What Is The Difference Between Chapter 7 And Chapter 13 Bankruptcy?

Clients overwhelmed with debt have different options when filing for bankruptcy. For personal bankruptcy, Chapter 7 bankruptcy and Chapter 13 bankruptcy are the two major types of filings. Understanding how these bankruptcies differ will help you understand the most effective way to overcome your debt.

Chapter 7 Bankruptcy Can Be A Fresh Start

Chapter 7 bankruptcy allows a person to remove certain debts and begin again. Clients are also required to meet the criteria of a "means test," which evaluate a debtor's income and checks for previous bankruptcy filings.

Chapter 13 Bankruptcy Lets You Keep Your Assets

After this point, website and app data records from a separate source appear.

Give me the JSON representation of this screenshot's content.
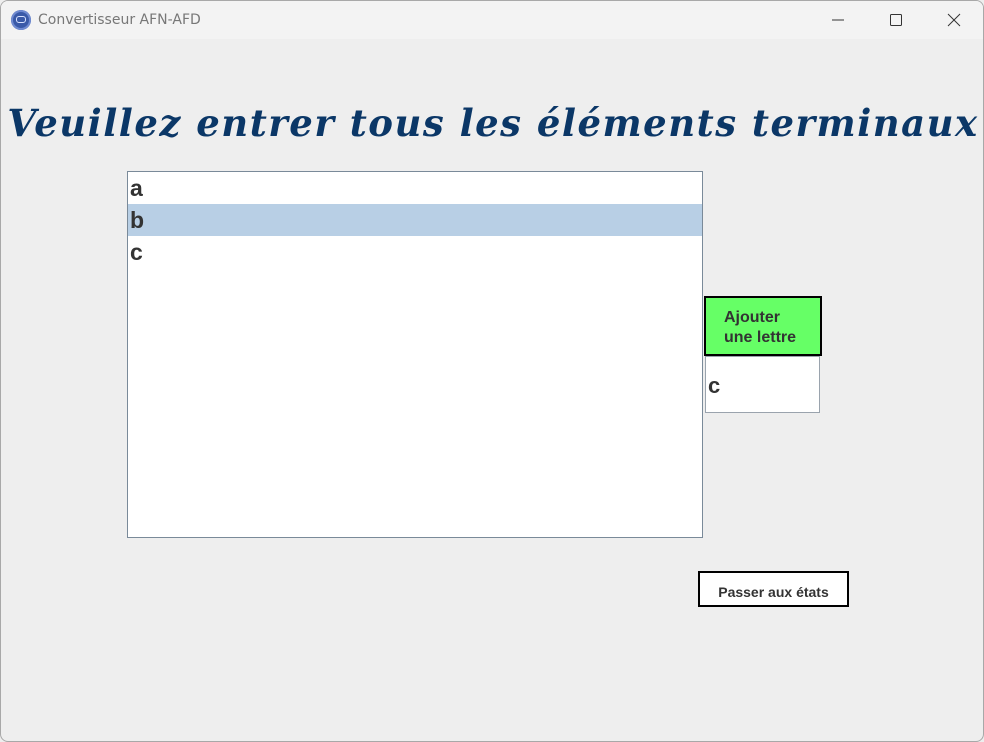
{
  "window": {
    "title": "Convertisseur AFN-AFD",
    "icon": "app-logo-icon",
    "controls": [
      "minimize-icon",
      "maximize-icon",
      "close-icon"
    ]
  },
  "main": {
    "heading": "Veuillez entrer tous les éléments terminaux",
    "terminals": [
      {
        "label": "a",
        "selected": false
      },
      {
        "label": "b",
        "selected": true
      },
      {
        "label": "c",
        "selected": false
      }
    ],
    "add_button_line1": "Ajouter",
    "add_button_line2": "une lettre",
    "letter_input_value": "c",
    "next_button_label": "Passer aux états"
  },
  "colors": {
    "heading": "#0b3767",
    "add_button_bg": "#66ff66",
    "selected_row": "#b8cfe5",
    "window_bg": "#eeeeee"
  }
}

A Chapter 13 bankruptcy allows a debtor to reorganize their debt and create a repayment plan. This kind of bankruptcy is for people who do not qualify for Chapter 7. Chapter 13 filers must pay back their debt over a three to five-year period depending on their income level. To qualify for a Chapter 13 bankruptcy, debtors must meet a few criteria, including not filing a recent previous bankruptcy and be under certain debt limits.

No matter your bankruptcy, there are a few types of debt such as student loans or child support payments, which you cannot eject except under extraordinary circumstances. At the Michael Koch, Esq. Lockhart, Britton & Koch, you receive personal attention from a knowledgeable attorney. My La Mesa, California, office can review your case for no charge and determine which type of filing would be the most beneficial for you.

You Deserve A Fresh Start, Talk To A Lawyer Now

Speaking to an attorney can guide you through the debt relief process and make sure you are creating a reasonable bankruptcy agreement. For a free consultation of your case, call 619-299-2199 or send an email.

I am a debt relief agency. I help people file for bankruptcy relief under the Bankruptcy Code.